* [Brief]
The required result is each line of the entries below containing the string "onion".

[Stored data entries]
++++

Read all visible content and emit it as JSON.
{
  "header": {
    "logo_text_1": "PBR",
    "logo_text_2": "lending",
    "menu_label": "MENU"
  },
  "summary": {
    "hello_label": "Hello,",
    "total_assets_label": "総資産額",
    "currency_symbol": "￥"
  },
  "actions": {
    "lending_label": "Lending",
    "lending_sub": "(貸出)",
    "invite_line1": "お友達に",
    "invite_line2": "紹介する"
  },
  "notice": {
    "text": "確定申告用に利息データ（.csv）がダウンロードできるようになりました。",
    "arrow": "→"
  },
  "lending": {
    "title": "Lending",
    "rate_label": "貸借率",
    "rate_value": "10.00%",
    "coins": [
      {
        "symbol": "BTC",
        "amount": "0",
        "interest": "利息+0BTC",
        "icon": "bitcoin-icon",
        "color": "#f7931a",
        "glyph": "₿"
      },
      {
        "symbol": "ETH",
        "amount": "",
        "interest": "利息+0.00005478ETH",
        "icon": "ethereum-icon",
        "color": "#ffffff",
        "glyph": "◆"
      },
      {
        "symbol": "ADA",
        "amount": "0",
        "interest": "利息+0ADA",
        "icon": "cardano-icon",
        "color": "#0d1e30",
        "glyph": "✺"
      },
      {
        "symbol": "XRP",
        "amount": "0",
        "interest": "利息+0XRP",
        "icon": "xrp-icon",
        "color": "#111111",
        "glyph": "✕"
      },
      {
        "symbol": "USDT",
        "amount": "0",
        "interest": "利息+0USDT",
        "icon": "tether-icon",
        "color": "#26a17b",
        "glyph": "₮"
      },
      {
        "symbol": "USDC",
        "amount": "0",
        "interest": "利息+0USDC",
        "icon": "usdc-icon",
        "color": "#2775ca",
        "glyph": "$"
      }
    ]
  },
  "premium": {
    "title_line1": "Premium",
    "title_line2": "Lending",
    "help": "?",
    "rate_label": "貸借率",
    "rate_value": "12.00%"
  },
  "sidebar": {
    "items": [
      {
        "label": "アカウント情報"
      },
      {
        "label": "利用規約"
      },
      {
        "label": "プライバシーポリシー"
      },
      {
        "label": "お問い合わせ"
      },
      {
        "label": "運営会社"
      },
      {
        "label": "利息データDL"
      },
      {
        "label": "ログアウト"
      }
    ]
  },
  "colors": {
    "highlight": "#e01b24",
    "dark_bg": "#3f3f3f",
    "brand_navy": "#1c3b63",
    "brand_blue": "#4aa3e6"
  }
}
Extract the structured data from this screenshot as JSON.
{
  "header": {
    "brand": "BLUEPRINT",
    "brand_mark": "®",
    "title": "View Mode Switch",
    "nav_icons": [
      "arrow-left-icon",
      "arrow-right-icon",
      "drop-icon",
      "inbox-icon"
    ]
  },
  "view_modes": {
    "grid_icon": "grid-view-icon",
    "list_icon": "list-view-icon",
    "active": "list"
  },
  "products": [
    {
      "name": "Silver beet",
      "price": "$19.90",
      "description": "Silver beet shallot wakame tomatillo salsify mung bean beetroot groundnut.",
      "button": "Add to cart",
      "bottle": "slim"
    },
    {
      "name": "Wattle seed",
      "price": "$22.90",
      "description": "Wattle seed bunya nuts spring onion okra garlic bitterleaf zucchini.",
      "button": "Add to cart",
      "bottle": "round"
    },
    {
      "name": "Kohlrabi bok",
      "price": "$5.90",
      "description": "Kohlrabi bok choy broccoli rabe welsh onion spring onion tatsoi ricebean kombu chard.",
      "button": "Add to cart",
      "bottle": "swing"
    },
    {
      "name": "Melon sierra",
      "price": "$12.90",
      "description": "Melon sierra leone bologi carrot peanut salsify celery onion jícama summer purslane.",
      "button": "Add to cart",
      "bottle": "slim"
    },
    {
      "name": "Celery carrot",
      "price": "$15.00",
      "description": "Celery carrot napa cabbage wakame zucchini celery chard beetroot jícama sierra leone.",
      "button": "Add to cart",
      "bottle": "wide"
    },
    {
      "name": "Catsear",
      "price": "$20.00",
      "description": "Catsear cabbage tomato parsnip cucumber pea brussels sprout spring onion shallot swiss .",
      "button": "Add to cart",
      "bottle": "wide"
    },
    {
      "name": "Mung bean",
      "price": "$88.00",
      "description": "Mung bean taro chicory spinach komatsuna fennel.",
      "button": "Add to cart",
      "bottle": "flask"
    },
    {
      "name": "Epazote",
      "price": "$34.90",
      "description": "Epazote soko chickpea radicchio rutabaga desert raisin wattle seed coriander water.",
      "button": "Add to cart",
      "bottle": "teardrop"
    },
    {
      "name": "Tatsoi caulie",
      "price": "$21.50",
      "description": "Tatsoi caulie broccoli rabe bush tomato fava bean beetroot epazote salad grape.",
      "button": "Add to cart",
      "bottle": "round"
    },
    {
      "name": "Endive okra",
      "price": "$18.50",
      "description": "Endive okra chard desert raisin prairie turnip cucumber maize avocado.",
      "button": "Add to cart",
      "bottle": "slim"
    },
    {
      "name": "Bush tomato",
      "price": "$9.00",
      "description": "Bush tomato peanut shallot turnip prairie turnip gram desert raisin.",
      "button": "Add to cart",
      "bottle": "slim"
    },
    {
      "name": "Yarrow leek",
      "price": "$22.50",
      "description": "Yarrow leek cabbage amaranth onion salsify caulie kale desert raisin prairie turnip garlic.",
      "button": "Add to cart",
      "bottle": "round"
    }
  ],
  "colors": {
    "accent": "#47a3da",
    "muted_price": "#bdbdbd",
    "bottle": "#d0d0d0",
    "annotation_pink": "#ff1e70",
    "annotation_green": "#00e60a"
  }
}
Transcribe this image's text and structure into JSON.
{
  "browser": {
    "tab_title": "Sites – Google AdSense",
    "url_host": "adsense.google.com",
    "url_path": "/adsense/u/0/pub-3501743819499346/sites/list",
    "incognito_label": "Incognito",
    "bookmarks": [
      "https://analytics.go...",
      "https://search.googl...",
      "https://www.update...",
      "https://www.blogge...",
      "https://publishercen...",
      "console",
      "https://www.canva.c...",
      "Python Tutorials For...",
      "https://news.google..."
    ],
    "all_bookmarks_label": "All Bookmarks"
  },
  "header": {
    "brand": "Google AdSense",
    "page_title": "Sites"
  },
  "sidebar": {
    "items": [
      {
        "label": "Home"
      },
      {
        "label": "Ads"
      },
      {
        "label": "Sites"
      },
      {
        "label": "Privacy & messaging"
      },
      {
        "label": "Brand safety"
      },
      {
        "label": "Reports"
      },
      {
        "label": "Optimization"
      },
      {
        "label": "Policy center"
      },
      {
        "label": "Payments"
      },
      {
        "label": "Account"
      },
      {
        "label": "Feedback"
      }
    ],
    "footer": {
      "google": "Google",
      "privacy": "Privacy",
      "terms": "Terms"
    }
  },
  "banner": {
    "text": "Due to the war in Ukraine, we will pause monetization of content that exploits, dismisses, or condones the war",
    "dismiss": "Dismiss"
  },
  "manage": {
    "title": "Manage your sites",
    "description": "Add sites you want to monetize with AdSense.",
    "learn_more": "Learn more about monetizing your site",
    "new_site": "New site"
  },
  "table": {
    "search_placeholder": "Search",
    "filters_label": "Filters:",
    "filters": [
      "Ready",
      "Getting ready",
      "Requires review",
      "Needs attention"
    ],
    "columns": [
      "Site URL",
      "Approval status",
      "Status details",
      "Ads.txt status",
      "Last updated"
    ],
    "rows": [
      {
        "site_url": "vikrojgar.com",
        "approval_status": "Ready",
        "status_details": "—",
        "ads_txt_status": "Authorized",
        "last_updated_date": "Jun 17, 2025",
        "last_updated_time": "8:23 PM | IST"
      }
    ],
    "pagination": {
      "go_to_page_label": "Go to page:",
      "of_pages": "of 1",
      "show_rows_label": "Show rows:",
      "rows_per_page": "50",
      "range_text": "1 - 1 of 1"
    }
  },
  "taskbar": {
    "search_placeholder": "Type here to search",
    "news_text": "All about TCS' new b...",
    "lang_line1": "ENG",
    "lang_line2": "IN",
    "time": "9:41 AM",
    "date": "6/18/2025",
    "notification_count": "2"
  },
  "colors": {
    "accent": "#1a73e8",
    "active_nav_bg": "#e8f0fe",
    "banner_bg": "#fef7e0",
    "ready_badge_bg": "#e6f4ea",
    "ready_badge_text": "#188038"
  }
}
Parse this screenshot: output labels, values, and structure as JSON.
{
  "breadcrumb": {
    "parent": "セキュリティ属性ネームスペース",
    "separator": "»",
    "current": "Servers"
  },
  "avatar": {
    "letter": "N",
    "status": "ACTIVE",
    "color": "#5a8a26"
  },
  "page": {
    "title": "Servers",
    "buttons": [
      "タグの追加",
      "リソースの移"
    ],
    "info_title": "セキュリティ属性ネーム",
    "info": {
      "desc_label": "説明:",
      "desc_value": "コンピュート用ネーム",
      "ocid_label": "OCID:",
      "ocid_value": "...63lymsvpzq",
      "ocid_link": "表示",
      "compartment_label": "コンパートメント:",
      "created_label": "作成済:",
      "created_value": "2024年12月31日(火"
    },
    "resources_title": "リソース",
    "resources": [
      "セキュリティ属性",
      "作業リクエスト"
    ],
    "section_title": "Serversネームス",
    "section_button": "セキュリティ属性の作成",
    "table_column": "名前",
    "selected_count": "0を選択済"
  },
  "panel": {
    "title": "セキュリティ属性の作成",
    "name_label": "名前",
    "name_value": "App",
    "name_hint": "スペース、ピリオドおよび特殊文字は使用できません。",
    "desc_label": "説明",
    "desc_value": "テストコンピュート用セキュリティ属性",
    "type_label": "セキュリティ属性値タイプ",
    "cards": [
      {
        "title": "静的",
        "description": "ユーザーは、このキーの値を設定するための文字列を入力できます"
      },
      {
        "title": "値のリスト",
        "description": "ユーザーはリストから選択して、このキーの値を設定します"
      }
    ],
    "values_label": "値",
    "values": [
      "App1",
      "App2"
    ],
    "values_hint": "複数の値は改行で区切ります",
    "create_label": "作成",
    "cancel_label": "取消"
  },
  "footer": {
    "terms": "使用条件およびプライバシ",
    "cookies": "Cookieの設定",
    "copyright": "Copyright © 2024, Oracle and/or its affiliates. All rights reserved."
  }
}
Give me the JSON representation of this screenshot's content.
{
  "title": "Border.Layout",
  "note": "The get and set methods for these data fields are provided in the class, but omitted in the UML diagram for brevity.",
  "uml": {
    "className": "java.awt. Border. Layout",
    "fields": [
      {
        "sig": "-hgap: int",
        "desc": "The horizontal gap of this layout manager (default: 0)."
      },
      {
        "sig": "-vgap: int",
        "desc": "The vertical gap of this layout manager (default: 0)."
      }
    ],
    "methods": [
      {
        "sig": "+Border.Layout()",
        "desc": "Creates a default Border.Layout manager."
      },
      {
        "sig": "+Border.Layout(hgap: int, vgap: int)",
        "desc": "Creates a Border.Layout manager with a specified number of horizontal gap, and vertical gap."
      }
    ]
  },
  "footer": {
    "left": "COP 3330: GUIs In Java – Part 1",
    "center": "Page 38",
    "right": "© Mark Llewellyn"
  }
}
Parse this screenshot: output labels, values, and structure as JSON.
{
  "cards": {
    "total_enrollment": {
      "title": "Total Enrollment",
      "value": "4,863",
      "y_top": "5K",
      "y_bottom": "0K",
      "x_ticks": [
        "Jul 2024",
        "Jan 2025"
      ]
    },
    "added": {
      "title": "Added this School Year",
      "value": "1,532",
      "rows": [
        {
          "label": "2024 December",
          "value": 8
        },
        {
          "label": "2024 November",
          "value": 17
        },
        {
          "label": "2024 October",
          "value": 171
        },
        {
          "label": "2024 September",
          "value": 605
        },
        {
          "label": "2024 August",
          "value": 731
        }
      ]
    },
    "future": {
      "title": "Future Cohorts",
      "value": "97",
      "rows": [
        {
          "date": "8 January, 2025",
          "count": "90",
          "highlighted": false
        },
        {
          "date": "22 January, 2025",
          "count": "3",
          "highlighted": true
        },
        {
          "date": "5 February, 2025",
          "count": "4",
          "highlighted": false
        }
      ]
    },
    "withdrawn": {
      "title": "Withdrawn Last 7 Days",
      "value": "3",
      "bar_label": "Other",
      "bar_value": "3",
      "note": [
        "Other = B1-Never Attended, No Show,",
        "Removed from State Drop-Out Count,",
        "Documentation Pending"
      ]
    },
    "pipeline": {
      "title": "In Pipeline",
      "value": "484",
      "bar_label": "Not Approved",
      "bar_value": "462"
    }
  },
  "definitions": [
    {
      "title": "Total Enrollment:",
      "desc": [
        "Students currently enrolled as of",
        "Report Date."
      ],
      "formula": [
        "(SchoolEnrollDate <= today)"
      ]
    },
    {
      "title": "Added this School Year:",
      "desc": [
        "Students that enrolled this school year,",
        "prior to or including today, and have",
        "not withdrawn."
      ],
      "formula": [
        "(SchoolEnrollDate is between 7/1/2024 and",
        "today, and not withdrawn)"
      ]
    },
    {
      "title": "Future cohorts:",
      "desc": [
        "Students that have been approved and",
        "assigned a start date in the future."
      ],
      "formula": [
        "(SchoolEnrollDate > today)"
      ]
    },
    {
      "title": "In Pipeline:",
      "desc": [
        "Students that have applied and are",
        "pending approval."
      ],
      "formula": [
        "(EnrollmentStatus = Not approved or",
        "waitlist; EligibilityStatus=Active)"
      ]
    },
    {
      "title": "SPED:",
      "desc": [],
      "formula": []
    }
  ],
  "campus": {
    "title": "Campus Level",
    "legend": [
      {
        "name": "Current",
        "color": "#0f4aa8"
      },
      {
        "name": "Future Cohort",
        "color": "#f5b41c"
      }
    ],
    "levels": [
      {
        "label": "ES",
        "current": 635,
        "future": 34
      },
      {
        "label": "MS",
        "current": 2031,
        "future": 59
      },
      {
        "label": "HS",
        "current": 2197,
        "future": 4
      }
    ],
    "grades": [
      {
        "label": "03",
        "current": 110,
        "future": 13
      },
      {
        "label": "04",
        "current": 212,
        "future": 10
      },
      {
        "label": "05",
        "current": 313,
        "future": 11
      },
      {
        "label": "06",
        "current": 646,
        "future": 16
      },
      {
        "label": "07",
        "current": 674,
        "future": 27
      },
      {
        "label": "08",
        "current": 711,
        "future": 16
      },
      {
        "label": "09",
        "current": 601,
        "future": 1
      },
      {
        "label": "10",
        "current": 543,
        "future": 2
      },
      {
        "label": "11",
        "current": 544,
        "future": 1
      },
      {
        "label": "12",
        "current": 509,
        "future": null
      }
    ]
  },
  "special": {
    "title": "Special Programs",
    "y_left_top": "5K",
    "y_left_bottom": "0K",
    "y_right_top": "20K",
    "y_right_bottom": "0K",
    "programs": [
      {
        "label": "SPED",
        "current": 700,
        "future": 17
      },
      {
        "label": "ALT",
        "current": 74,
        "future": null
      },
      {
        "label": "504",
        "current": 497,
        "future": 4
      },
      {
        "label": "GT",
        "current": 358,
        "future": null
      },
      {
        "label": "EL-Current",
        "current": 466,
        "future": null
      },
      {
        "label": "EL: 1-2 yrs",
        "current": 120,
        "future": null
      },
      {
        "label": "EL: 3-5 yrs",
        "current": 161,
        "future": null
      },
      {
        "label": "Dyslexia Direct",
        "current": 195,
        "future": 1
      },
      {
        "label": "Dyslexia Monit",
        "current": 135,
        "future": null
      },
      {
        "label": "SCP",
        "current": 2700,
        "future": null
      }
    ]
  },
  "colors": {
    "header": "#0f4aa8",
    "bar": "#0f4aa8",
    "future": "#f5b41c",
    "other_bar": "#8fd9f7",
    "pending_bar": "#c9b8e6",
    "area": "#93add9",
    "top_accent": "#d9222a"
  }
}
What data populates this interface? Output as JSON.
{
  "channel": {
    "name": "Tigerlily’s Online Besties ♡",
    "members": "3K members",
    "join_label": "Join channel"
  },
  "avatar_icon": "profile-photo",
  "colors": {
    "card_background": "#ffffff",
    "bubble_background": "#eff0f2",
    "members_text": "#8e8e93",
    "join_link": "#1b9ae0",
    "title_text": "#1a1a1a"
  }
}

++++

* [Exercise result]
      "description": "Wattle seed bunya nuts spring onion okra garlic bitterleaf zucchini.",
      "description": "Kohlrabi bok choy broccoli rabe welsh onion spring onion tatsoi ricebean kombu chard.",
      "description": "Melon sierra leone bologi carrot peanut salsify celery onion jícama summer purslane.",
      "description": "Catsear cabbage tomato parsnip cucumber pea brussels sprout spring onion shallot swiss .",
      "description": "Yarrow leek cabbage amaranth onion salsify caulie kale desert raisin prairie turnip garlic.",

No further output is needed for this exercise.